§ **Brief**: What lines in the entries below contain the word "text"? Copy all of them.

§ **Dataset extract**:
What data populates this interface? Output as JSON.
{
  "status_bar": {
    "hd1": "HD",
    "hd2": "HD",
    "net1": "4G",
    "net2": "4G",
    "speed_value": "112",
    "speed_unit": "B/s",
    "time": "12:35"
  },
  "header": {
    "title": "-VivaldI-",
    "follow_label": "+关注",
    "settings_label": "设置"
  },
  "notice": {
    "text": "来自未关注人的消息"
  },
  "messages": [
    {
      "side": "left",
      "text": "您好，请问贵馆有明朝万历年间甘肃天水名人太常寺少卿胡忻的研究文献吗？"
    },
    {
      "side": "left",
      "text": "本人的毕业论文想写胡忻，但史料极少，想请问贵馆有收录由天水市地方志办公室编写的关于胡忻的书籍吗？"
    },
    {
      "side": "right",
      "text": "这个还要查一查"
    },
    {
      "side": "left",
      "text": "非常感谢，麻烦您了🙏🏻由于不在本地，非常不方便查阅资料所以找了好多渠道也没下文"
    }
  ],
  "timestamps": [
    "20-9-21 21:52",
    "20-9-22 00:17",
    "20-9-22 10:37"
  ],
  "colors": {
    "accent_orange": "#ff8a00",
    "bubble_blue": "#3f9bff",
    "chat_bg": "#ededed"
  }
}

§ **Response below**:
    "text": "来自未关注人的消息"
      "text": "您好，请问贵馆有明朝万历年间甘肃天水名人太常寺少卿胡忻的研究文献吗？"
      "text": "本人的毕业论文想写胡忻，但史料极少，想请问贵馆有收录由天水市地方志办公室编写的关于胡忻的书籍吗？"
      "text": "这个还要查一查"
      "text": "非常感谢，麻烦您了🙏🏻由于不在本地，非常不方便查阅资料所以找了好多渠道也没下文"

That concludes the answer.